UN gives South Sudan $2m for Ebola prevention

Tuesday February 26 2019

Health workers in DR Congo move a patient to a hospital after he was cleared of Ebola on November 4, 2018. PHOTO | AFP


The United Nations has given $2 million to South Sudan to support critical Ebola Virus Disease (EVD) preparedness activities in the country.

The EVD activities are preventive measures to protect an estimated 440,000 people in high-risk areas, mostly in Equatoria, which borders the Ebola-hit DR Congo.

In its weekly briefs, the UN Office for Coordination of Humanitarian Affairs (Ocha) disclosed that the money would help to strengthen surveillance, build case management capabilities and enhance laboratory services and increase infection prevention and control in Western, Central and Eastern Equatoria.

“The implementation of the preparedness plan continues across border areas considered to be at high risk of EVD. These include entry screening of travellers at selected points, health facility and community-based EVD surveillance, and community engagement,” the agency said

“Capacity for infection prevention and control, case management, and for safe and dignified burials is also being enhanced.

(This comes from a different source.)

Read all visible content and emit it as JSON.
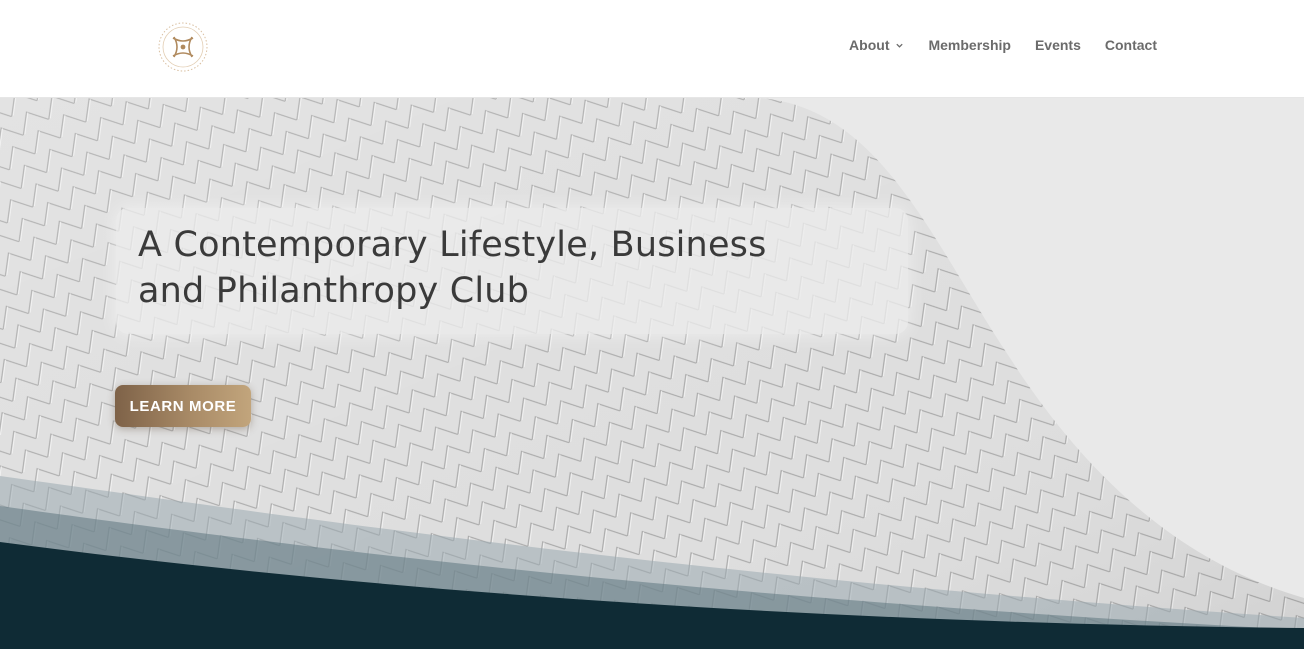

Nineteen screening points are operational across the country."



Ocha said further that several NGOs in Yei had already trained and deployed 40 community-based mobilisers in five communities for house to house sensitisation.

Further, said the agency, the construction of a temporary holding unit had been completed in Nimule in Eastern Equatoria.

Twenty healthcare workers were trained on infection prevention and control, case management and water, sanitation and hygiene activities in Juba, and another 40 health workers were trained in Maridi.

About 56 health facility workers were also trained and given cell phones to help with reporting on surveillance, Ocha disclosed.

Despite the preparedness response, the agency added that consistent access to areas outside Yei County remained a challenge due to insecurity.

On January 29, aid partners reported that they had failed to secure humanitarian access to Lasu in Otogo County to verify reports of the arrival of over 7,000 returnees from the DRC, who would require EVD screening.

“Efforts to secure access are continuing, to be able to reach areas as needed in February and March to undertake critical preparedness activities,” Ocha noted.

South Sudan populations residing along the borders with DR Congo have been living with fear of Ebola spread.